**Task to carry out**:
Your job is to write out each record exactly, leaving none out.
───── Exercise material ─────
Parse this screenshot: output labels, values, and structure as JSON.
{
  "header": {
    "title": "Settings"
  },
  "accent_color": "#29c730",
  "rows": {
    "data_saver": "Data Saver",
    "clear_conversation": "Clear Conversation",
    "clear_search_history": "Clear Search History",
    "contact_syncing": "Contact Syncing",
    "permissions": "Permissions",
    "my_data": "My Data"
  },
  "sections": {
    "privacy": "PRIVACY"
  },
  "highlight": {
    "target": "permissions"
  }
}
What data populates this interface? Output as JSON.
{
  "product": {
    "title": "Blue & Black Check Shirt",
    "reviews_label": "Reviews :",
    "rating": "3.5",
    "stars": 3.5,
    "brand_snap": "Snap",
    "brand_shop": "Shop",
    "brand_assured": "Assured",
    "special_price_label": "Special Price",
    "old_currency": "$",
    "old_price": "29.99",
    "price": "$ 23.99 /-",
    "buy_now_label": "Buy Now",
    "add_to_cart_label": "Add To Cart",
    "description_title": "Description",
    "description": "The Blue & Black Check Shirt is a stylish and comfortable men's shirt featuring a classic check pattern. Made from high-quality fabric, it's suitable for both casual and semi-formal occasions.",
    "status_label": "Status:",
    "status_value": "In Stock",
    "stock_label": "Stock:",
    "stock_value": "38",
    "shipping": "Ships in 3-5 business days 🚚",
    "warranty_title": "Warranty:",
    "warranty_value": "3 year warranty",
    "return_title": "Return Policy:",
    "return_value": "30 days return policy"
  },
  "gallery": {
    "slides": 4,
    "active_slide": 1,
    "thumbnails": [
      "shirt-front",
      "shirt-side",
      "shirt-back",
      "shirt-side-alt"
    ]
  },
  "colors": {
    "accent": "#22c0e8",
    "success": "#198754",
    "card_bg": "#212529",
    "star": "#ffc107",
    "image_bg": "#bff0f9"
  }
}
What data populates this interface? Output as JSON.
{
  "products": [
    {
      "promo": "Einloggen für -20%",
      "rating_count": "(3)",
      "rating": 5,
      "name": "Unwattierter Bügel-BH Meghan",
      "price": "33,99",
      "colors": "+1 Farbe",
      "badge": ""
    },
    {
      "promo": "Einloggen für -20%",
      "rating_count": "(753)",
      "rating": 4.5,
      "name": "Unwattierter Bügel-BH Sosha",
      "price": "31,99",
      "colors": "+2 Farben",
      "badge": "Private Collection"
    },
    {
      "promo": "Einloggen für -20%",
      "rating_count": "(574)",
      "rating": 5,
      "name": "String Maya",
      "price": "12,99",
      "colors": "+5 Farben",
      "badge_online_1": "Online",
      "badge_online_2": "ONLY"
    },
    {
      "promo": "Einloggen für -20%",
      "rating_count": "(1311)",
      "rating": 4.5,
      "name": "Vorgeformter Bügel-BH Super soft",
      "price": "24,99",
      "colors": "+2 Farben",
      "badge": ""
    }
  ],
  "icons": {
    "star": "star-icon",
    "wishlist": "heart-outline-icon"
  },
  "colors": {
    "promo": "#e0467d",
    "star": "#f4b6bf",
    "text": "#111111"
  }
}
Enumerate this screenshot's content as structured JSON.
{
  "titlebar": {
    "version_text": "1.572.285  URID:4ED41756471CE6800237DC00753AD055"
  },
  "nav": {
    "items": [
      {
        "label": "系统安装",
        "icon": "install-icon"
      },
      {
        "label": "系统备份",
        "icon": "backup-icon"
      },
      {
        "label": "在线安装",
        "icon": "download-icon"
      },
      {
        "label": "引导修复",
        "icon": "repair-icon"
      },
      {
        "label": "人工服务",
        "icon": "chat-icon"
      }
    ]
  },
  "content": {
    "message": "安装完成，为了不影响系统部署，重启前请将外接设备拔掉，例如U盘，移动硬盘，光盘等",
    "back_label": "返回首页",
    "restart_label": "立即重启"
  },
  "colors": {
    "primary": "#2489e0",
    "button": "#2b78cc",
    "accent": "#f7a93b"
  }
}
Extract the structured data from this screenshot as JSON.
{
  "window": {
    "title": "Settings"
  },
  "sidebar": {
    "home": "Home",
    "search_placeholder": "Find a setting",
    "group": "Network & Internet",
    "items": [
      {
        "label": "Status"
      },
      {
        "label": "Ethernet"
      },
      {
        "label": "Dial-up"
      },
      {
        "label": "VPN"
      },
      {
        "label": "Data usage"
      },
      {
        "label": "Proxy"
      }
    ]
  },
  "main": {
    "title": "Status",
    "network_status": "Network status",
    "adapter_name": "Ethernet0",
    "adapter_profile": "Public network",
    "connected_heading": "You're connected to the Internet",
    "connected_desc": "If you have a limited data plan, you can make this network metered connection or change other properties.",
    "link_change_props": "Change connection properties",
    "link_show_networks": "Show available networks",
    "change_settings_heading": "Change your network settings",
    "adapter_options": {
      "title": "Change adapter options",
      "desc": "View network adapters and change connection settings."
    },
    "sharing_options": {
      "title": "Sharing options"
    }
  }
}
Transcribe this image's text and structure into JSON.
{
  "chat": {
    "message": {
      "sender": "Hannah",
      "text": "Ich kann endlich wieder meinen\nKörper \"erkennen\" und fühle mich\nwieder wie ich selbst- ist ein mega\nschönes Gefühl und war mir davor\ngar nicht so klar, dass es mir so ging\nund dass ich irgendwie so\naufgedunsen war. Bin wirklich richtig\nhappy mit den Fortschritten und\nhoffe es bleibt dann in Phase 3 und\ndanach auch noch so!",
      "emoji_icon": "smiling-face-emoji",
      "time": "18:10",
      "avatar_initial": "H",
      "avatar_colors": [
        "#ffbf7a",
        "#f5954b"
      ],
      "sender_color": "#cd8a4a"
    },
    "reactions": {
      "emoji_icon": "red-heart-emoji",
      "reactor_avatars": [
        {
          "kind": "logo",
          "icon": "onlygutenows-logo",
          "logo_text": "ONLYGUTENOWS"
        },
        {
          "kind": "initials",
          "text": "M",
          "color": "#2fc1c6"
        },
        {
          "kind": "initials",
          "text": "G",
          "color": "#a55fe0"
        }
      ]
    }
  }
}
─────
**Final answer**:
Parse this screenshot: output labels, values, and structure as JSON.
{
  "header": {
    "title": "Settings"
  },
  "accent_color": "#29c730",
  "rows": {
    "data_saver": "Data Saver",
    "clear_conversation": "Clear Conversation",
    "clear_search_history": "Clear Search History",
    "contact_syncing": "Contact Syncing",
    "permissions": "Permissions",
    "my_data": "My Data"
  },
  "sections": {
    "privacy": "PRIVACY"
  },
  "highlight": {
    "target": "permissions"
  }
}
What data populates this interface? Output as JSON.
{
  "product": {
    "title": "Blue & Black Check Shirt",
    "reviews_label": "Reviews :",
    "rating": "3.5",
    "stars": 3.5,
    "brand_snap": "Snap",
    "brand_shop": "Shop",
    "brand_assured": "Assured",
    "special_price_label": "Special Price",
    "old_currency": "$",
    "old_price": "29.99",
    "price": "$ 23.99 /-",
    "buy_now_label": "Buy Now",
    "add_to_cart_label": "Add To Cart",
    "description_title": "Description",
    "description": "The Blue & Black Check Shirt is a stylish and comfortable men's shirt featuring a classic check pattern. Made from high-quality fabric, it's suitable for both casual and semi-formal occasions.",
    "status_label": "Status:",
    "status_value": "In Stock",
    "stock_label": "Stock:",
    "stock_value": "38",
    "shipping": "Ships in 3-5 business days 🚚",
    "warranty_title": "Warranty:",
    "warranty_value": "3 year warranty",
    "return_title": "Return Policy:",
    "return_value": "30 days return policy"
  },
  "gallery": {
    "slides": 4,
    "active_slide": 1,
    "thumbnails": [
      "shirt-front",
      "shirt-side",
      "shirt-back",
      "shirt-side-alt"
    ]
  },
  "colors": {
    "accent": "#22c0e8",
    "success": "#198754",
    "card_bg": "#212529",
    "star": "#ffc107",
    "image_bg": "#bff0f9"
  }
}
What data populates this interface? Output as JSON.
{
  "products": [
    {
      "promo": "Einloggen für -20%",
      "rating_count": "(3)",
      "rating": 5,
      "name": "Unwattierter Bügel-BH Meghan",
      "price": "33,99",
      "colors": "+1 Farbe",
      "badge": ""
    },
    {
      "promo": "Einloggen für -20%",
      "rating_count": "(753)",
      "rating": 4.5,
      "name": "Unwattierter Bügel-BH Sosha",
      "price": "31,99",
      "colors": "+2 Farben",
      "badge": "Private Collection"
    },
    {
      "promo": "Einloggen für -20%",
      "rating_count": "(574)",
      "rating": 5,
      "name": "String Maya",
      "price": "12,99",
      "colors": "+5 Farben",
      "badge_online_1": "Online",
      "badge_online_2": "ONLY"
    },
    {
      "promo": "Einloggen für -20%",
      "rating_count": "(1311)",
      "rating": 4.5,
      "name": "Vorgeformter Bügel-BH Super soft",
      "price": "24,99",
      "colors": "+2 Farben",
      "badge": ""
    }
  ],
  "icons": {
    "star": "star-icon",
    "wishlist": "heart-outline-icon"
  },
  "colors": {
    "promo": "#e0467d",
    "star": "#f4b6bf",
    "text": "#111111"
  }
}
Enumerate this screenshot's content as structured JSON.
{
  "titlebar": {
    "version_text": "1.572.285  URID:4ED41756471CE6800237DC00753AD055"
  },
  "nav": {
    "items": [
      {
        "label": "系统安装",
        "icon": "install-icon"
      },
      {
        "label": "系统备份",
        "icon": "backup-icon"
      },
      {
        "label": "在线安装",
        "icon": "download-icon"
      },
      {
        "label": "引导修复",
        "icon": "repair-icon"
      },
      {
        "label": "人工服务",
        "icon": "chat-icon"
      }
    ]
  },
  "content": {
    "message": "安装完成，为了不影响系统部署，重启前请将外接设备拔掉，例如U盘，移动硬盘，光盘等",
    "back_label": "返回首页",
    "restart_label": "立即重启"
  },
  "colors": {
    "primary": "#2489e0",
    "button": "#2b78cc",
    "accent": "#f7a93b"
  }
}
Extract the structured data from this screenshot as JSON.
{
  "window": {
    "title": "Settings"
  },
  "sidebar": {
    "home": "Home",
    "search_placeholder": "Find a setting",
    "group": "Network & Internet",
    "items": [
      {
        "label": "Status"
      },
      {
        "label": "Ethernet"
      },
      {
        "label": "Dial-up"
      },
      {
        "label": "VPN"
      },
      {
        "label": "Data usage"
      },
      {
        "label": "Proxy"
      }
    ]
  },
  "main": {
    "title": "Status",
    "network_status": "Network status",
    "adapter_name": "Ethernet0",
    "adapter_profile": "Public network",
    "connected_heading": "You're connected to the Internet",
    "connected_desc": "If you have a limited data plan, you can make this network metered connection or change other properties.",
    "link_change_props": "Change connection properties",
    "link_show_networks": "Show available networks",
    "change_settings_heading": "Change your network settings",
    "adapter_options": {
      "title": "Change adapter options",
      "desc": "View network adapters and change connection settings."
    },
    "sharing_options": {
      "title": "Sharing options"
    }
  }
}
Transcribe this image's text and structure into JSON.
{
  "chat": {
    "message": {
      "sender": "Hannah",
      "text": "Ich kann endlich wieder meinen\nKörper \"erkennen\" und fühle mich\nwieder wie ich selbst- ist ein mega\nschönes Gefühl und war mir davor\ngar nicht so klar, dass es mir so ging\nund dass ich irgendwie so\naufgedunsen war. Bin wirklich richtig\nhappy mit den Fortschritten und\nhoffe es bleibt dann in Phase 3 und\ndanach auch noch so!",
      "emoji_icon": "smiling-face-emoji",
      "time": "18:10",
      "avatar_initial": "H",
      "avatar_colors": [
        "#ffbf7a",
        "#f5954b"
      ],
      "sender_color": "#cd8a4a"
    },
    "reactions": {
      "emoji_icon": "red-heart-emoji",
      "reactor_avatars": [
        {
          "kind": "logo",
          "icon": "onlygutenows-logo",
          "logo_text": "ONLYGUTENOWS"
        },
        {
          "kind": "initials",
          "text": "M",
          "color": "#2fc1c6"
        },
        {
          "kind": "initials",
          "text": "G",
          "color": "#a55fe0"
        }
      ]
    }
  }
}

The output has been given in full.